Leaving out the pictures, write the following records exactly as they read.

*** Information shown ***

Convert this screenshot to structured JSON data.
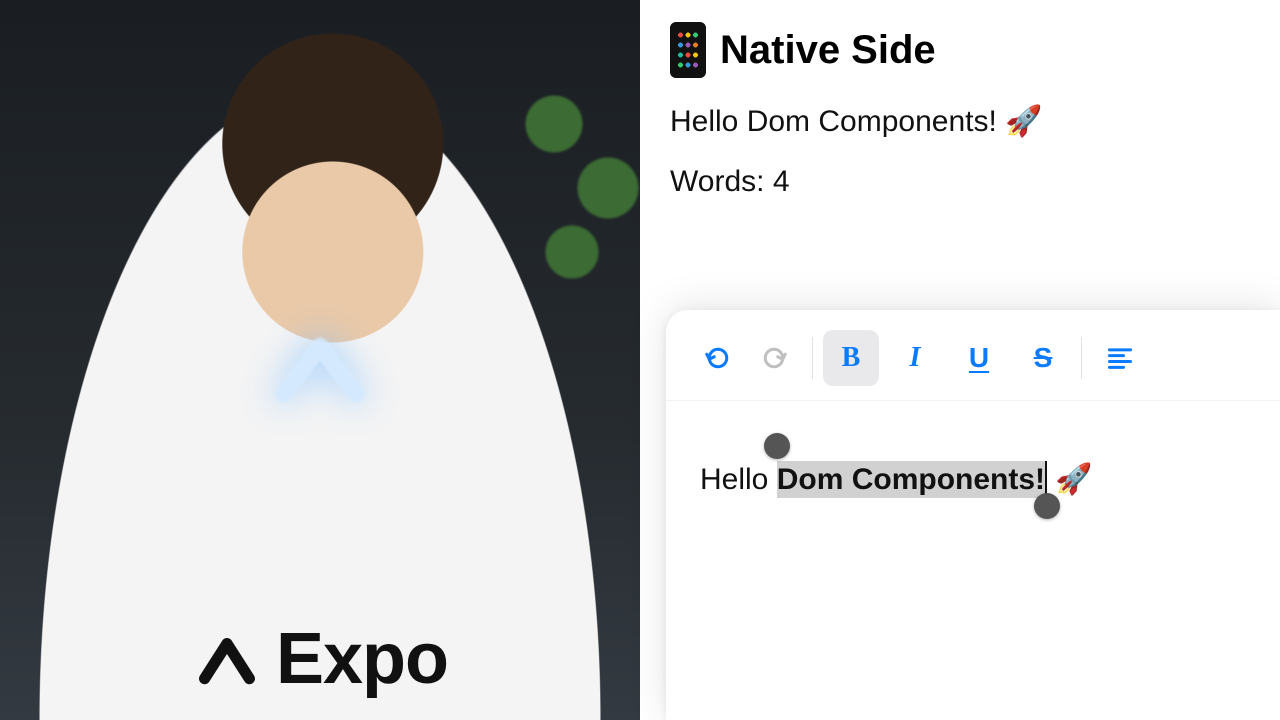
{
  "presenter": {
    "shirt_brand": "Expo",
    "background_logo": "chevron"
  },
  "native": {
    "title": "Native Side",
    "greeting": "Hello Dom Components! 🚀",
    "word_label": "Words:",
    "word_count": "4"
  },
  "editor": {
    "toolbar": {
      "undo": "undo",
      "redo": "redo",
      "bold": "B",
      "italic": "I",
      "underline": "U",
      "strike": "S",
      "align": "align-left",
      "active": "bold",
      "redo_disabled": true
    },
    "content": {
      "prefix": "Hello ",
      "selected": "Dom Components!",
      "suffix_emoji": "🚀"
    }
  },
  "colors": {
    "accent": "#0a7aff"
  }
}
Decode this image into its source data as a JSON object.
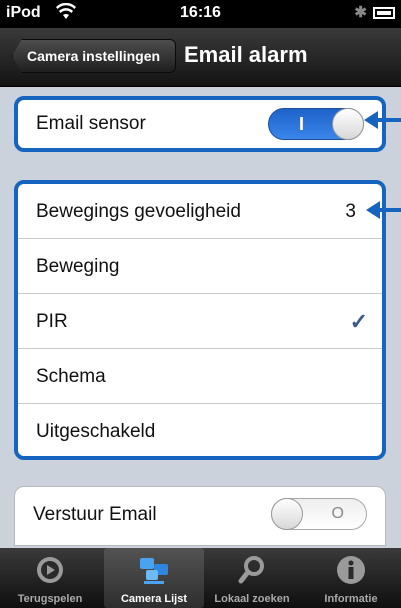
{
  "status_bar": {
    "carrier": "iPod",
    "time": "16:16"
  },
  "nav": {
    "back_label": "Camera instellingen",
    "title": "Email alarm"
  },
  "email_sensor": {
    "label": "Email sensor",
    "on": true
  },
  "settings": {
    "sensitivity_label": "Bewegings gevoeligheid",
    "sensitivity_value": "3",
    "options": [
      {
        "label": "Beweging",
        "checked": false
      },
      {
        "label": "PIR",
        "checked": true
      },
      {
        "label": "Schema",
        "checked": false
      },
      {
        "label": "Uitgeschakeld",
        "checked": false
      }
    ],
    "check_glyph": "✓"
  },
  "send_email": {
    "label": "Verstuur Email",
    "on": false
  },
  "tabs": [
    {
      "label": "Terugspelen",
      "icon": "playback-icon"
    },
    {
      "label": "Camera Lijst",
      "icon": "camera-list-icon",
      "active": true
    },
    {
      "label": "Lokaal zoeken",
      "icon": "search-icon"
    },
    {
      "label": "Informatie",
      "icon": "info-icon"
    }
  ],
  "colors": {
    "annotation_blue": "#1565c0",
    "switch_on": "#2f78e0"
  }
}
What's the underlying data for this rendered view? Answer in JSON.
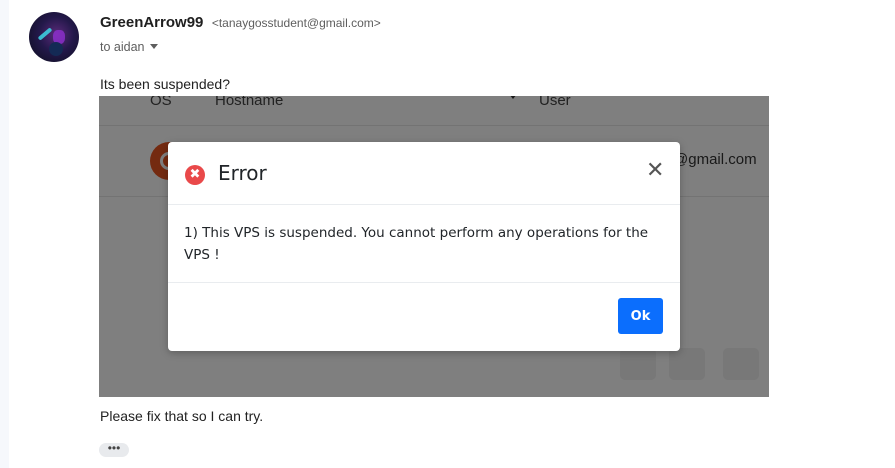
{
  "message": {
    "sender_name": "GreenArrow99",
    "sender_email": "<tanaygosstudent@gmail.com>",
    "to_label": "to aidan",
    "body_line1": "Its been suspended?",
    "body_line2": "Please fix that so I can try.",
    "more_label": "•••"
  },
  "screenshot": {
    "columns": [
      "OS",
      "Hostname",
      "User"
    ],
    "row_email_fragment": "@gmail.com",
    "dialog": {
      "title": "Error",
      "error_glyph": "✖",
      "close_glyph": "✕",
      "message": "1) This VPS is suspended. You cannot perform any operations for the VPS !",
      "ok_label": "Ok",
      "accent_color": "#0b6efd",
      "error_color": "#e9494a"
    }
  },
  "icons": {
    "avatar": "avatar-image",
    "caret": "chevron-down-icon",
    "os_logo": "ubuntu-logo-icon",
    "error": "error-circle-icon",
    "close": "close-icon"
  }
}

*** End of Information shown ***

:: Finished task ::
Convert this screenshot to structured JSON data.
{
  "presenter": {
    "shirt_brand": "Expo",
    "background_logo": "chevron"
  },
  "native": {
    "title": "Native Side",
    "greeting": "Hello Dom Components! 🚀",
    "word_label": "Words:",
    "word_count": "4"
  },
  "editor": {
    "toolbar": {
      "undo": "undo",
      "redo": "redo",
      "bold": "B",
      "italic": "I",
      "underline": "U",
      "strike": "S",
      "align": "align-left",
      "active": "bold",
      "redo_disabled": true
    },
    "content": {
      "prefix": "Hello ",
      "selected": "Dom Components!",
      "suffix_emoji": "🚀"
    }
  },
  "colors": {
    "accent": "#0a7aff"
  }
}
Decode this image into its source data as a JSON object.
{
  "status_bar": {
    "carrier": "iPod",
    "time": "16:16"
  },
  "nav": {
    "back_label": "Camera instellingen",
    "title": "Email alarm"
  },
  "email_sensor": {
    "label": "Email sensor",
    "on": true
  },
  "settings": {
    "sensitivity_label": "Bewegings gevoeligheid",
    "sensitivity_value": "3",
    "options": [
      {
        "label": "Beweging",
        "checked": false
      },
      {
        "label": "PIR",
        "checked": true
      },
      {
        "label": "Schema",
        "checked": false
      },
      {
        "label": "Uitgeschakeld",
        "checked": false
      }
    ],
    "check_glyph": "✓"
  },
  "send_email": {
    "label": "Verstuur Email",
    "on": false
  },
  "tabs": [
    {
      "label": "Terugspelen",
      "icon": "playback-icon"
    },
    {
      "label": "Camera Lijst",
      "icon": "camera-list-icon",
      "active": true
    },
    {
      "label": "Lokaal zoeken",
      "icon": "search-icon"
    },
    {
      "label": "Informatie",
      "icon": "info-icon"
    }
  ],
  "colors": {
    "annotation_blue": "#1565c0",
    "switch_on": "#2f78e0"
  }
}
What's the underlying data for this rendered view? Answer in JSON.
{
  "message": {
    "sender_name": "GreenArrow99",
    "sender_email": "<tanaygosstudent@gmail.com>",
    "to_label": "to aidan",
    "body_line1": "Its been suspended?",
    "body_line2": "Please fix that so I can try.",
    "more_label": "•••"
  },
  "screenshot": {
    "columns": [
      "OS",
      "Hostname",
      "User"
    ],
    "row_email_fragment": "@gmail.com",
    "dialog": {
      "title": "Error",
      "error_glyph": "✖",
      "close_glyph": "✕",
      "message": "1) This VPS is suspended. You cannot perform any operations for the VPS !",
      "ok_label": "Ok",
      "accent_color": "#0b6efd",
      "error_color": "#e9494a"
    }
  },
  "icons": {
    "avatar": "avatar-image",
    "caret": "chevron-down-icon",
    "os_logo": "ubuntu-logo-icon",
    "error": "error-circle-icon",
    "close": "close-icon"
  }
}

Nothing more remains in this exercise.